■ EXERCISE
Reproduce the following material exactly, including every line.

_ _ _ _ _ _ _

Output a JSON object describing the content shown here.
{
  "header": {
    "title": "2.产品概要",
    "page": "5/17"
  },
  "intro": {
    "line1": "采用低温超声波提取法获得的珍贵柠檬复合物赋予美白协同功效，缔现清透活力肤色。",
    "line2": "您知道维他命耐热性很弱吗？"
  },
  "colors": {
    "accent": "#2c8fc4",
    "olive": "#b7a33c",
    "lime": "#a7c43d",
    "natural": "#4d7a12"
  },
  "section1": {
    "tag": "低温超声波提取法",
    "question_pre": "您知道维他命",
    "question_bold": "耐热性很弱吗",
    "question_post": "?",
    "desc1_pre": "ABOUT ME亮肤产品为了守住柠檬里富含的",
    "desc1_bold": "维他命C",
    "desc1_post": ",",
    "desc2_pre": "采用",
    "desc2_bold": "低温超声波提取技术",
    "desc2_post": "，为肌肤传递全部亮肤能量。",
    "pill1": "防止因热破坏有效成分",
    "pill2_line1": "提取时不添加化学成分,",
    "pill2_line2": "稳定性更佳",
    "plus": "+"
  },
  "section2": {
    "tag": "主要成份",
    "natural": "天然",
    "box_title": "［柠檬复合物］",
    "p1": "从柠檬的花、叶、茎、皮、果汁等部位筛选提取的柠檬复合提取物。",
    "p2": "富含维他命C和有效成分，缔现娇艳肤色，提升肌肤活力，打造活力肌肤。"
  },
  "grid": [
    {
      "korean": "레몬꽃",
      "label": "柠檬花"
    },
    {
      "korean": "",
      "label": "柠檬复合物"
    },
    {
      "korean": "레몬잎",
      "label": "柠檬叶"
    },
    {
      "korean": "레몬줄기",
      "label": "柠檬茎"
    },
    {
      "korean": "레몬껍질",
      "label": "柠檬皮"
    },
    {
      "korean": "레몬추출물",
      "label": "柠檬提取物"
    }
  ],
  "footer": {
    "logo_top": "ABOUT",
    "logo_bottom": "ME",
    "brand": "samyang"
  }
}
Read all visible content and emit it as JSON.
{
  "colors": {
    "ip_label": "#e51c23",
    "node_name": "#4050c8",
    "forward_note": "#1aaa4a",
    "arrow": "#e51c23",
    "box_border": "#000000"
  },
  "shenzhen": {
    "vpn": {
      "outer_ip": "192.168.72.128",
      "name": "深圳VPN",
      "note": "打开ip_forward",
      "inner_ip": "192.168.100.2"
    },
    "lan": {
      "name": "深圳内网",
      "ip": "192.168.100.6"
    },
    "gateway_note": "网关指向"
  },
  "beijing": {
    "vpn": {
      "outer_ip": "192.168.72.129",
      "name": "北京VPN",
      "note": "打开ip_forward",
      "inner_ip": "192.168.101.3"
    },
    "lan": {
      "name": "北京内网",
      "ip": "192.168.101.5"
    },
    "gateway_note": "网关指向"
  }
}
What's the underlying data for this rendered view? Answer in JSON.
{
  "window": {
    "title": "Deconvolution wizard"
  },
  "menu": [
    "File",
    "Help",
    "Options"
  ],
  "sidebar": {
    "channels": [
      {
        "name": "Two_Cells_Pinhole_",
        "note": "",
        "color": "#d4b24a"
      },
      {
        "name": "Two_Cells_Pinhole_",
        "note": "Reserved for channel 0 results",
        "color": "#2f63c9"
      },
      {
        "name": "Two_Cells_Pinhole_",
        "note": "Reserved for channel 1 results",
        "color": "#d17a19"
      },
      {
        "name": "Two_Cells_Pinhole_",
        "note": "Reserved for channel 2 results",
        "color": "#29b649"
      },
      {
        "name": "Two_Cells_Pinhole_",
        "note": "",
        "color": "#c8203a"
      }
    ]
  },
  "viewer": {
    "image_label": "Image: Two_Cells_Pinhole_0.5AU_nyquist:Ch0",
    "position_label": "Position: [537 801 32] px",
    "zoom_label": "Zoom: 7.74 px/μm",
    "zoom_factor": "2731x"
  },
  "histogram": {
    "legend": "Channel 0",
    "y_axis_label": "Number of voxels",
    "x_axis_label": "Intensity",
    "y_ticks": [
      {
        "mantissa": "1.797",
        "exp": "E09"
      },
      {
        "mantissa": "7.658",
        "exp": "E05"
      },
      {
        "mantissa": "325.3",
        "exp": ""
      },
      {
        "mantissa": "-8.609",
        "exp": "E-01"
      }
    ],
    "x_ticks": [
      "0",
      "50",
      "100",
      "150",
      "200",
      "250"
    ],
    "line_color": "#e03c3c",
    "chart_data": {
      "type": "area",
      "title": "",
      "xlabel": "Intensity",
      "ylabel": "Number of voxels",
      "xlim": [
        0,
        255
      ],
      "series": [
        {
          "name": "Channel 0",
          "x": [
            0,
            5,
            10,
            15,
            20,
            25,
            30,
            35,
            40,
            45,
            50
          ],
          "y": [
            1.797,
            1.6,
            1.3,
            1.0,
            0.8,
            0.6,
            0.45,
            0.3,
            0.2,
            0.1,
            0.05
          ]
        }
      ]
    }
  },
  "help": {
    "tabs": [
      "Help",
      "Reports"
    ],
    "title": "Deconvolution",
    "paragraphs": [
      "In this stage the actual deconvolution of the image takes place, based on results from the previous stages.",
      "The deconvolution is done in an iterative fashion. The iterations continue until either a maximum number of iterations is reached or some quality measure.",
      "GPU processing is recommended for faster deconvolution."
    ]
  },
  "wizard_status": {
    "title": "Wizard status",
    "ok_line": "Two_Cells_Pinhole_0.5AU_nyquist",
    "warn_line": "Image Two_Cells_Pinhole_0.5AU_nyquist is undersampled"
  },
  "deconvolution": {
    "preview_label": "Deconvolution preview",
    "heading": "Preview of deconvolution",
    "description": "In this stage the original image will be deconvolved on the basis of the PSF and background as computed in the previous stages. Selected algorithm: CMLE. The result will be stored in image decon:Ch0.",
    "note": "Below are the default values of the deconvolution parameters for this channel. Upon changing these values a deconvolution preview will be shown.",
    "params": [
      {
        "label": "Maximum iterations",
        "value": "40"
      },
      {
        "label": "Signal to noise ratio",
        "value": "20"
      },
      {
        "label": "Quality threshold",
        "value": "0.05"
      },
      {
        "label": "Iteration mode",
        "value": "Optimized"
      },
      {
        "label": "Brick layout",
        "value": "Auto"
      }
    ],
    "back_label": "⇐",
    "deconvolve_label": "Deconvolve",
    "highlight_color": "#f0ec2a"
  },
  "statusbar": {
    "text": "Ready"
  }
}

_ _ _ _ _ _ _

■ EXERCISE ANSWER
Output a JSON object describing the content shown here.
{
  "header": {
    "title": "2.产品概要",
    "page": "5/17"
  },
  "intro": {
    "line1": "采用低温超声波提取法获得的珍贵柠檬复合物赋予美白协同功效，缔现清透活力肤色。",
    "line2": "您知道维他命耐热性很弱吗？"
  },
  "colors": {
    "accent": "#2c8fc4",
    "olive": "#b7a33c",
    "lime": "#a7c43d",
    "natural": "#4d7a12"
  },
  "section1": {
    "tag": "低温超声波提取法",
    "question_pre": "您知道维他命",
    "question_bold": "耐热性很弱吗",
    "question_post": "?",
    "desc1_pre": "ABOUT ME亮肤产品为了守住柠檬里富含的",
    "desc1_bold": "维他命C",
    "desc1_post": ",",
    "desc2_pre": "采用",
    "desc2_bold": "低温超声波提取技术",
    "desc2_post": "，为肌肤传递全部亮肤能量。",
    "pill1": "防止因热破坏有效成分",
    "pill2_line1": "提取时不添加化学成分,",
    "pill2_line2": "稳定性更佳",
    "plus": "+"
  },
  "section2": {
    "tag": "主要成份",
    "natural": "天然",
    "box_title": "［柠檬复合物］",
    "p1": "从柠檬的花、叶、茎、皮、果汁等部位筛选提取的柠檬复合提取物。",
    "p2": "富含维他命C和有效成分，缔现娇艳肤色，提升肌肤活力，打造活力肌肤。"
  },
  "grid": [
    {
      "korean": "레몬꽃",
      "label": "柠檬花"
    },
    {
      "korean": "",
      "label": "柠檬复合物"
    },
    {
      "korean": "레몬잎",
      "label": "柠檬叶"
    },
    {
      "korean": "레몬줄기",
      "label": "柠檬茎"
    },
    {
      "korean": "레몬껍질",
      "label": "柠檬皮"
    },
    {
      "korean": "레몬추출물",
      "label": "柠檬提取物"
    }
  ],
  "footer": {
    "logo_top": "ABOUT",
    "logo_bottom": "ME",
    "brand": "samyang"
  }
}
Read all visible content and emit it as JSON.
{
  "colors": {
    "ip_label": "#e51c23",
    "node_name": "#4050c8",
    "forward_note": "#1aaa4a",
    "arrow": "#e51c23",
    "box_border": "#000000"
  },
  "shenzhen": {
    "vpn": {
      "outer_ip": "192.168.72.128",
      "name": "深圳VPN",
      "note": "打开ip_forward",
      "inner_ip": "192.168.100.2"
    },
    "lan": {
      "name": "深圳内网",
      "ip": "192.168.100.6"
    },
    "gateway_note": "网关指向"
  },
  "beijing": {
    "vpn": {
      "outer_ip": "192.168.72.129",
      "name": "北京VPN",
      "note": "打开ip_forward",
      "inner_ip": "192.168.101.3"
    },
    "lan": {
      "name": "北京内网",
      "ip": "192.168.101.5"
    },
    "gateway_note": "网关指向"
  }
}
What's the underlying data for this rendered view? Answer in JSON.
{
  "window": {
    "title": "Deconvolution wizard"
  },
  "menu": [
    "File",
    "Help",
    "Options"
  ],
  "sidebar": {
    "channels": [
      {
        "name": "Two_Cells_Pinhole_",
        "note": "",
        "color": "#d4b24a"
      },
      {
        "name": "Two_Cells_Pinhole_",
        "note": "Reserved for channel 0 results",
        "color": "#2f63c9"
      },
      {
        "name": "Two_Cells_Pinhole_",
        "note": "Reserved for channel 1 results",
        "color": "#d17a19"
      },
      {
        "name": "Two_Cells_Pinhole_",
        "note": "Reserved for channel 2 results",
        "color": "#29b649"
      },
      {
        "name": "Two_Cells_Pinhole_",
        "note": "",
        "color": "#c8203a"
      }
    ]
  },
  "viewer": {
    "image_label": "Image: Two_Cells_Pinhole_0.5AU_nyquist:Ch0",
    "position_label": "Position: [537 801 32] px",
    "zoom_label": "Zoom: 7.74 px/μm",
    "zoom_factor": "2731x"
  },
  "histogram": {
    "legend": "Channel 0",
    "y_axis_label": "Number of voxels",
    "x_axis_label": "Intensity",
    "y_ticks": [
      {
        "mantissa": "1.797",
        "exp": "E09"
      },
      {
        "mantissa": "7.658",
        "exp": "E05"
      },
      {
        "mantissa": "325.3",
        "exp": ""
      },
      {
        "mantissa": "-8.609",
        "exp": "E-01"
      }
    ],
    "x_ticks": [
      "0",
      "50",
      "100",
      "150",
      "200",
      "250"
    ],
    "line_color": "#e03c3c",
    "chart_data": {
      "type": "area",
      "title": "",
      "xlabel": "Intensity",
      "ylabel": "Number of voxels",
      "xlim": [
        0,
        255
      ],
      "series": [
        {
          "name": "Channel 0",
          "x": [
            0,
            5,
            10,
            15,
            20,
            25,
            30,
            35,
            40,
            45,
            50
          ],
          "y": [
            1.797,
            1.6,
            1.3,
            1.0,
            0.8,
            0.6,
            0.45,
            0.3,
            0.2,
            0.1,
            0.05
          ]
        }
      ]
    }
  },
  "help": {
    "tabs": [
      "Help",
      "Reports"
    ],
    "title": "Deconvolution",
    "paragraphs": [
      "In this stage the actual deconvolution of the image takes place, based on results from the previous stages.",
      "The deconvolution is done in an iterative fashion. The iterations continue until either a maximum number of iterations is reached or some quality measure.",
      "GPU processing is recommended for faster deconvolution."
    ]
  },
  "wizard_status": {
    "title": "Wizard status",
    "ok_line": "Two_Cells_Pinhole_0.5AU_nyquist",
    "warn_line": "Image Two_Cells_Pinhole_0.5AU_nyquist is undersampled"
  },
  "deconvolution": {
    "preview_label": "Deconvolution preview",
    "heading": "Preview of deconvolution",
    "description": "In this stage the original image will be deconvolved on the basis of the PSF and background as computed in the previous stages. Selected algorithm: CMLE. The result will be stored in image decon:Ch0.",
    "note": "Below are the default values of the deconvolution parameters for this channel. Upon changing these values a deconvolution preview will be shown.",
    "params": [
      {
        "label": "Maximum iterations",
        "value": "40"
      },
      {
        "label": "Signal to noise ratio",
        "value": "20"
      },
      {
        "label": "Quality threshold",
        "value": "0.05"
      },
      {
        "label": "Iteration mode",
        "value": "Optimized"
      },
      {
        "label": "Brick layout",
        "value": "Auto"
      }
    ],
    "back_label": "⇐",
    "deconvolve_label": "Deconvolve",
    "highlight_color": "#f0ec2a"
  },
  "statusbar": {
    "text": "Ready"
  }
}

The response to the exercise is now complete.